Email 2: Tell them youâ€™re serious, and that youâ€™re going to get legal. Talk about the DMCA specifics and how copyright applies to the creator as soon as a work is created. Refer to your work as original work. Tell them youâ€™re capturing documents, perhaps attaching a PDF file showing their pages with dates on them. This spooks the dickens out of people knowing that youâ€™re watching.
Contact the hosting provider.. You can use DNS tools to figure this out, sometimes it takes a couple of tries. Create an email and request receipt. By informing the host, youâ€™ve legally involved them, and they are now liable for lack of action. This can be harder if the host is halfway around the world as laws are different. But safe harbor laws apply only if the provider is NOT AWARE of the infraction. You take them out of safe harbor by making them aware.
Time to call in the big guns.
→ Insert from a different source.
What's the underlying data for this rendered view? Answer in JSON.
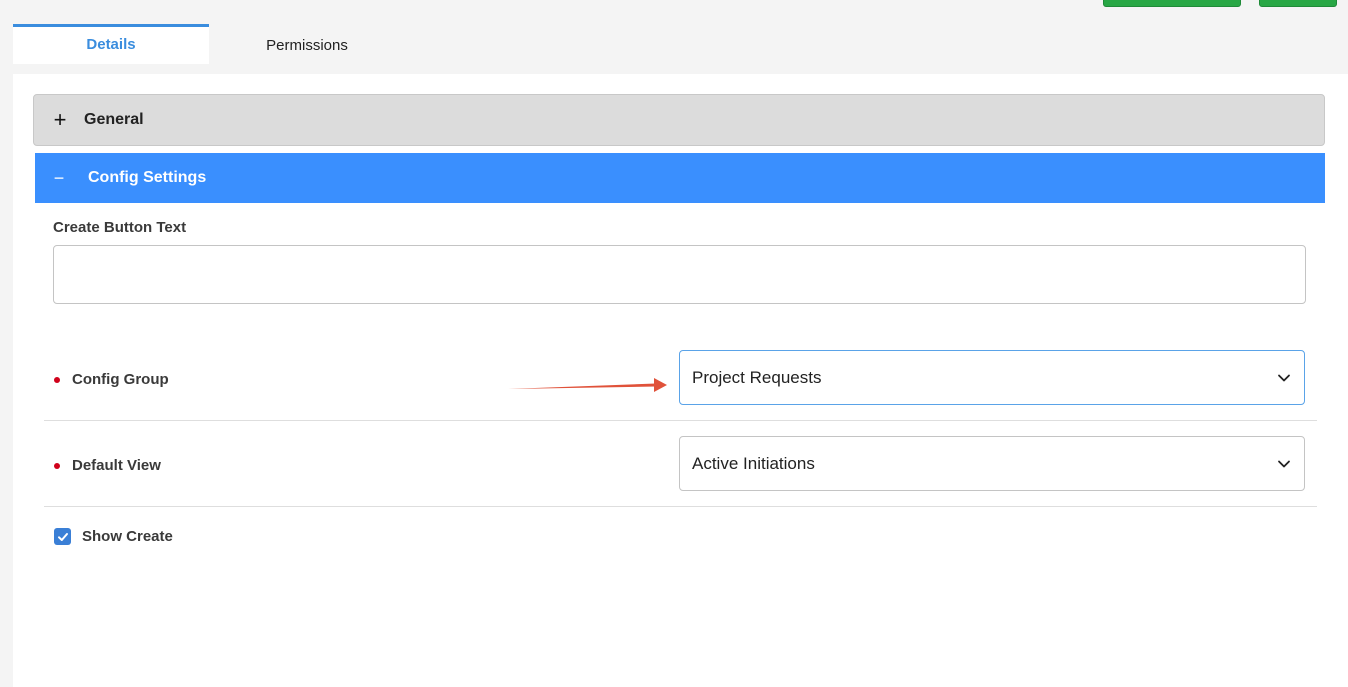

Letter/Fax/Email (yep, all) to the hosting provider with tracking (registered mail.)
â€œUnder the Digital Millennium Copyright Act, the [web host] will be held liable for damages by allowing this activity to continue by your hosting client.â€
If this doesnâ€™t do the trick, you have yourself a wierd one. In the tiny chance you still have stuff being used, time to file a suit. Gather up your evidence and get ready to rumble.